There are no certain documents as to who commissioned the painting, although the most accredited theories maintain that it could be Pope Leo X, known as Giovanni de' Medici (and indeed the orbs that decorate the uprights of the chair seem to allude to the Medici arms), or one of his closest cardinals. However, it is certain that the panel arrived to Florence at least in the last decades of the century, because it was placed in the Tribuna in 1589, together with two other masterpieces by Raphael, the Portrait of Leo X with Two Cardinals and the St. John the Baptist.
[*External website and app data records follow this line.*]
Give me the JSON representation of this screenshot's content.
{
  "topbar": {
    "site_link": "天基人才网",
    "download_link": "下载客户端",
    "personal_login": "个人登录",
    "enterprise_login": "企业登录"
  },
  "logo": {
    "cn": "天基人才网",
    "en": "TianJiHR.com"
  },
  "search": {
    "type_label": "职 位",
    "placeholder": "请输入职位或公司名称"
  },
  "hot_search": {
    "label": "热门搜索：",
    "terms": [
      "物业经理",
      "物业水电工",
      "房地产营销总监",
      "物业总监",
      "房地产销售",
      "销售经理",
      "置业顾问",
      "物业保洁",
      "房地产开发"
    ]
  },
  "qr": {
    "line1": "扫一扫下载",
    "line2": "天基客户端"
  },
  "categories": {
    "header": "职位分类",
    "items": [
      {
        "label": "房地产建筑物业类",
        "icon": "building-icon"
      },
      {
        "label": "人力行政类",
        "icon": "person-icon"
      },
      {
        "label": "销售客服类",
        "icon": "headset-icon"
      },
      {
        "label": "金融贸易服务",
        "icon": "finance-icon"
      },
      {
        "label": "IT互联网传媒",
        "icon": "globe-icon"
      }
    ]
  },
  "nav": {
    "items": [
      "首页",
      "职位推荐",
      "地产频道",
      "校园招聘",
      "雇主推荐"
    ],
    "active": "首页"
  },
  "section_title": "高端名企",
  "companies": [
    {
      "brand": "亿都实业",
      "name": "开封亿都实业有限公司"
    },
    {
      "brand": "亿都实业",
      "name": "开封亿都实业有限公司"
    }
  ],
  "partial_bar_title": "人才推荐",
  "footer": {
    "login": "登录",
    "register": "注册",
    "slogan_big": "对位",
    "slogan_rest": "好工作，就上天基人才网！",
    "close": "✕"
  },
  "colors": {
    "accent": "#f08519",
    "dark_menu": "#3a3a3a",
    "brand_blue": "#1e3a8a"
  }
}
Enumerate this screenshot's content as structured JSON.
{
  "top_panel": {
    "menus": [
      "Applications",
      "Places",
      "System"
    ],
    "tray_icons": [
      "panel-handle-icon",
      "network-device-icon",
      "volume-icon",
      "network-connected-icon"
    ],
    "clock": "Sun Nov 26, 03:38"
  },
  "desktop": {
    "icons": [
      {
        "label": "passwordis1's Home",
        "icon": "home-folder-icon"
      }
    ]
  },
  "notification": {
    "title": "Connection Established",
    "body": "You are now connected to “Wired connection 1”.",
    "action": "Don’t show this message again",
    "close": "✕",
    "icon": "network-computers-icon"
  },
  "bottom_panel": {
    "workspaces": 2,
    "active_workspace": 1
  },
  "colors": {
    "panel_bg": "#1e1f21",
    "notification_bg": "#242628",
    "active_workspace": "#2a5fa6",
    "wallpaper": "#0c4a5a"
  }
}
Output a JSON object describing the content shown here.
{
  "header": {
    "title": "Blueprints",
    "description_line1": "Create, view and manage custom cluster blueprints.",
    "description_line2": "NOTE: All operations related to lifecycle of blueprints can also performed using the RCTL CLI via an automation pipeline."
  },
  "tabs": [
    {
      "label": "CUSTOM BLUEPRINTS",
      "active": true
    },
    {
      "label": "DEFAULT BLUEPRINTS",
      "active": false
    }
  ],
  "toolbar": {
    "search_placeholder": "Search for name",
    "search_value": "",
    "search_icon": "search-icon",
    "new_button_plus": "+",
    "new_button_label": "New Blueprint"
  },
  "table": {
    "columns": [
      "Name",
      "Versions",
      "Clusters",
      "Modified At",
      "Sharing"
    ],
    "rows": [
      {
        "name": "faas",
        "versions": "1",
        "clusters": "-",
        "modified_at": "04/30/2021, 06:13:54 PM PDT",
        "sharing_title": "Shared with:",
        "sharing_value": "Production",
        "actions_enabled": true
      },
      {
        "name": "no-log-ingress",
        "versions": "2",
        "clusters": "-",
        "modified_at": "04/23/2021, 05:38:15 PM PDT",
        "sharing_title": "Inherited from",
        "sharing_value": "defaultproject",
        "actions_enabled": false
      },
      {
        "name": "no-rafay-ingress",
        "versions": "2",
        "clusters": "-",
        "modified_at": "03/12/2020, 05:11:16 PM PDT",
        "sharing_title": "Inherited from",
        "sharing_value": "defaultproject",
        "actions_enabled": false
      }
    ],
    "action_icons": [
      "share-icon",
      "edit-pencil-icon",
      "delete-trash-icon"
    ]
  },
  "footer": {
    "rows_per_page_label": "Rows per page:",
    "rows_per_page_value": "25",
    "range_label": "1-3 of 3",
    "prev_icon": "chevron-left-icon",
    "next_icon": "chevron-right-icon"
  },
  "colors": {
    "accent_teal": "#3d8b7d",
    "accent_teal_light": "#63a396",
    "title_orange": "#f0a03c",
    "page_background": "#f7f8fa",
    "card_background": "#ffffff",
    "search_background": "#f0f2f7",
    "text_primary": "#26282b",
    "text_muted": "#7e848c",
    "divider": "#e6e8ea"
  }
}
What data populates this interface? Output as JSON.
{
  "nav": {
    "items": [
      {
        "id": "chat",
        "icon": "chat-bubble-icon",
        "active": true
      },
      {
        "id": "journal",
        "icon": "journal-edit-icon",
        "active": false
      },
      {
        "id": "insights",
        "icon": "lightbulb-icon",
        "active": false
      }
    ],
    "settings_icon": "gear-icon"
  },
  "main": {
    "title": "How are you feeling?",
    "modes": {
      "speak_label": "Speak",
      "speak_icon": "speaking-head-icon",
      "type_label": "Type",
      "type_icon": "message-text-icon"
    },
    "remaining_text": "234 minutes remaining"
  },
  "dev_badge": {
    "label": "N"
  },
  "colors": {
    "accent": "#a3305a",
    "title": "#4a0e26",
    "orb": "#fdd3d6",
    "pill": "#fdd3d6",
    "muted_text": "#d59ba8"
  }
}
At that time, it was still enclosed in a square gold-threaded wooden frame, completed at the four corners by brocatelle stone inlays, clearly visible in the ancient copies, including one made on copper in 1648 by Giovanna Garzoni (Inv. OdA Castello 1911 no. 502). The frame, which is now rectangular and encrusted with gilded carvings, was placed after the painting was moved from the Tribuna to Pitti Palace, ordered by Grand Prince Ferdinand who wanted to choose a private location for the Madonna of the Chair, and placed it in his bedroom.
S. Padovani, in Raffaello da Firenze a Roma, a cura di A. Coliva, Milano, 2006, pp. 129-130; S. Padovani in I dipinti della Galleria Palatina e degli Appartamenti Reali. Le Scuole dell’Italia Centrale 1450-1530, a cura di S. Padovani, Firenze 2014, pp.315-324.